* _WHAT IS BEING ASKED_:
Within the records below, repeat each line exactly but keep every picture out of the copy.

* _Page and application data records_:
- Opening Delimiter -

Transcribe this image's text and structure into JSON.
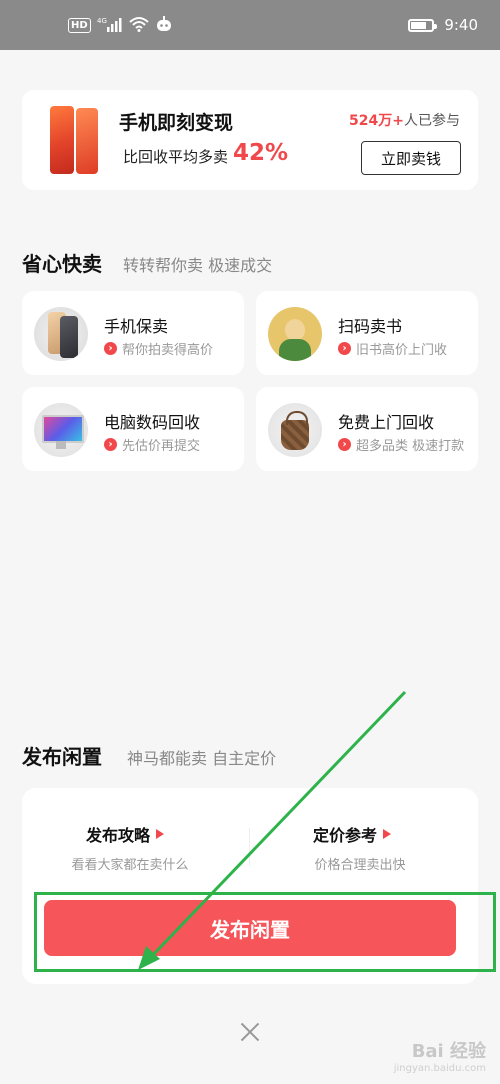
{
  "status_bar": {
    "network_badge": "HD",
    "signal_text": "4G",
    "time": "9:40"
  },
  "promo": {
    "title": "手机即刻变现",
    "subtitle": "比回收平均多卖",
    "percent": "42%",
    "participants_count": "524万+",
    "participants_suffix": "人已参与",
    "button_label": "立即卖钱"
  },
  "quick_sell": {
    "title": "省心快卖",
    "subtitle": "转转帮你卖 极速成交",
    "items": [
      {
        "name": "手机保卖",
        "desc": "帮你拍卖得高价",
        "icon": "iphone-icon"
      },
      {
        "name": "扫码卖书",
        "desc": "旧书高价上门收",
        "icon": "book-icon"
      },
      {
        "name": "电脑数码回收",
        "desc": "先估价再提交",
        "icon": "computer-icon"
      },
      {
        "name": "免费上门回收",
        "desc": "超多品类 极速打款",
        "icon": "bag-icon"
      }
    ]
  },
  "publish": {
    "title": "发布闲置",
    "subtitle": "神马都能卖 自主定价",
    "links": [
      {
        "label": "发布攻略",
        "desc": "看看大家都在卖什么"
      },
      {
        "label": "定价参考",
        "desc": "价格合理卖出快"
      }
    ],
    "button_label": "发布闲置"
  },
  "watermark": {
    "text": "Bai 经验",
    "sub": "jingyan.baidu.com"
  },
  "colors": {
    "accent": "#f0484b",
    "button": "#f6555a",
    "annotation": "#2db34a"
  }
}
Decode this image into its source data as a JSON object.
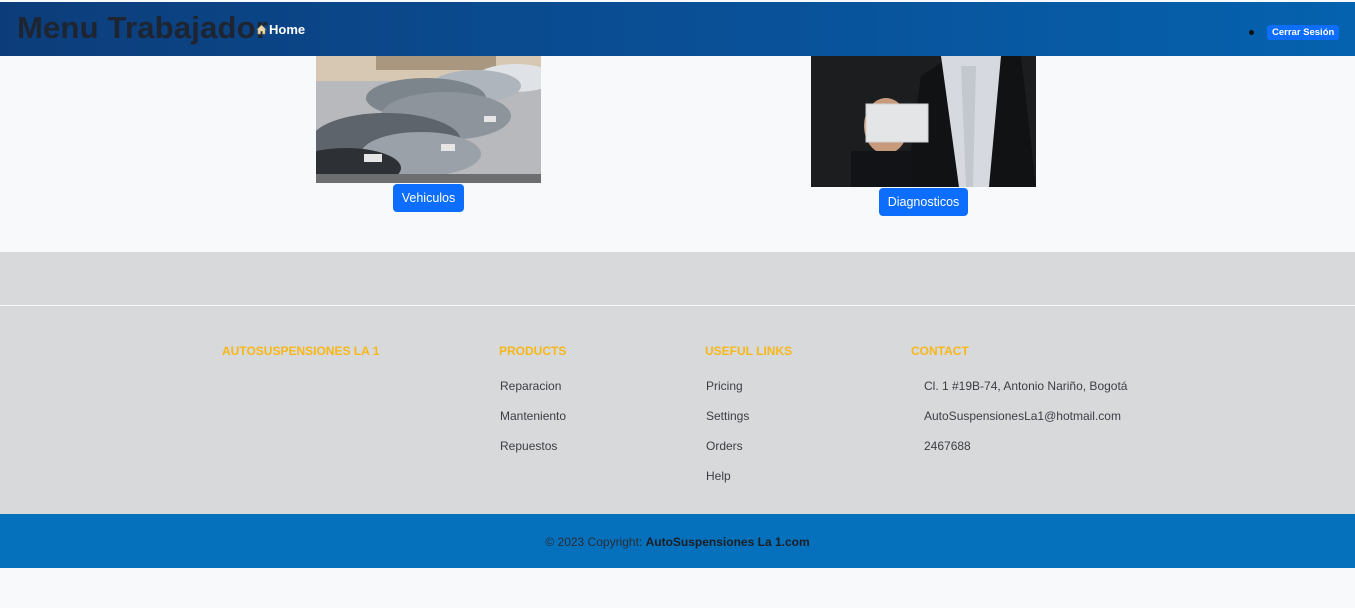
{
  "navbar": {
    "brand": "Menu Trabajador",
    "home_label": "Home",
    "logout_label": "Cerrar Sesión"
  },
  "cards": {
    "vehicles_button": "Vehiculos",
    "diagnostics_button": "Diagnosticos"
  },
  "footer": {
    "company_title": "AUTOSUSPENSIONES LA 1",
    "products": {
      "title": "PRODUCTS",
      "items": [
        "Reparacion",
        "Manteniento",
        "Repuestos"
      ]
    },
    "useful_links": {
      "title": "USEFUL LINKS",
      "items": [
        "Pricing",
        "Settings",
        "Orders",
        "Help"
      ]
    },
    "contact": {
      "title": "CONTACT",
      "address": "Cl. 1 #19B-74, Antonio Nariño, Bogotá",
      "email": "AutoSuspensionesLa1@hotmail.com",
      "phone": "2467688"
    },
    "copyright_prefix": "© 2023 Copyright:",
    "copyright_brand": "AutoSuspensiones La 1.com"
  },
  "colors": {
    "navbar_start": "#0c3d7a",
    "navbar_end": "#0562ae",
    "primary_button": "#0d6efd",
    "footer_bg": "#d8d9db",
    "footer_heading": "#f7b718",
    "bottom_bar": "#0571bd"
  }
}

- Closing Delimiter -

* _TASK OUTPUT_:
Transcribe this image's text and structure into JSON.
{
  "status_bar": {
    "network_badge": "HD",
    "signal_text": "4G",
    "time": "9:40"
  },
  "promo": {
    "title": "手机即刻变现",
    "subtitle": "比回收平均多卖",
    "percent": "42%",
    "participants_count": "524万+",
    "participants_suffix": "人已参与",
    "button_label": "立即卖钱"
  },
  "quick_sell": {
    "title": "省心快卖",
    "subtitle": "转转帮你卖 极速成交",
    "items": [
      {
        "name": "手机保卖",
        "desc": "帮你拍卖得高价",
        "icon": "iphone-icon"
      },
      {
        "name": "扫码卖书",
        "desc": "旧书高价上门收",
        "icon": "book-icon"
      },
      {
        "name": "电脑数码回收",
        "desc": "先估价再提交",
        "icon": "computer-icon"
      },
      {
        "name": "免费上门回收",
        "desc": "超多品类 极速打款",
        "icon": "bag-icon"
      }
    ]
  },
  "publish": {
    "title": "发布闲置",
    "subtitle": "神马都能卖 自主定价",
    "links": [
      {
        "label": "发布攻略",
        "desc": "看看大家都在卖什么"
      },
      {
        "label": "定价参考",
        "desc": "价格合理卖出快"
      }
    ],
    "button_label": "发布闲置"
  },
  "watermark": {
    "text": "Bai 经验",
    "sub": "jingyan.baidu.com"
  },
  "colors": {
    "accent": "#f0484b",
    "button": "#f6555a",
    "annotation": "#2db34a"
  }
}
Decode this image into its source data as a JSON object.
{
  "navbar": {
    "brand": "Menu Trabajador",
    "home_label": "Home",
    "logout_label": "Cerrar Sesión"
  },
  "cards": {
    "vehicles_button": "Vehiculos",
    "diagnostics_button": "Diagnosticos"
  },
  "footer": {
    "company_title": "AUTOSUSPENSIONES LA 1",
    "products": {
      "title": "PRODUCTS",
      "items": [
        "Reparacion",
        "Manteniento",
        "Repuestos"
      ]
    },
    "useful_links": {
      "title": "USEFUL LINKS",
      "items": [
        "Pricing",
        "Settings",
        "Orders",
        "Help"
      ]
    },
    "contact": {
      "title": "CONTACT",
      "address": "Cl. 1 #19B-74, Antonio Nariño, Bogotá",
      "email": "AutoSuspensionesLa1@hotmail.com",
      "phone": "2467688"
    },
    "copyright_prefix": "© 2023 Copyright:",
    "copyright_brand": "AutoSuspensiones La 1.com"
  },
  "colors": {
    "navbar_start": "#0c3d7a",
    "navbar_end": "#0562ae",
    "primary_button": "#0d6efd",
    "footer_bg": "#d8d9db",
    "footer_heading": "#f7b718",
    "bottom_bar": "#0571bd"
  }
}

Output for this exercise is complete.